■ **Required action**
Exact copies of all the records are to be printed.

Website and app data records
--- START ---
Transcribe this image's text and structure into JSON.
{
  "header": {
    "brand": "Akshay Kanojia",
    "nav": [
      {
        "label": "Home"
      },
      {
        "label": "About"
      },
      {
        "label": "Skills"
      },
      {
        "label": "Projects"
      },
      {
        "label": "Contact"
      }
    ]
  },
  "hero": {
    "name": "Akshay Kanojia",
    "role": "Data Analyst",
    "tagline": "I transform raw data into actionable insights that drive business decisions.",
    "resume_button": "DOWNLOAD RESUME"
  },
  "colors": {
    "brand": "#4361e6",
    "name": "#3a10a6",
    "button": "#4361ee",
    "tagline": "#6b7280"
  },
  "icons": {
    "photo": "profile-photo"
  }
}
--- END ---
■ **Task solution**
Transcribe this image's text and structure into JSON.
{
  "header": {
    "brand": "Akshay Kanojia",
    "nav": [
      {
        "label": "Home"
      },
      {
        "label": "About"
      },
      {
        "label": "Skills"
      },
      {
        "label": "Projects"
      },
      {
        "label": "Contact"
      }
    ]
  },
  "hero": {
    "name": "Akshay Kanojia",
    "role": "Data Analyst",
    "tagline": "I transform raw data into actionable insights that drive business decisions.",
    "resume_button": "DOWNLOAD RESUME"
  },
  "colors": {
    "brand": "#4361e6",
    "name": "#3a10a6",
    "button": "#4361ee",
    "tagline": "#6b7280"
  },
  "icons": {
    "photo": "profile-photo"
  }
}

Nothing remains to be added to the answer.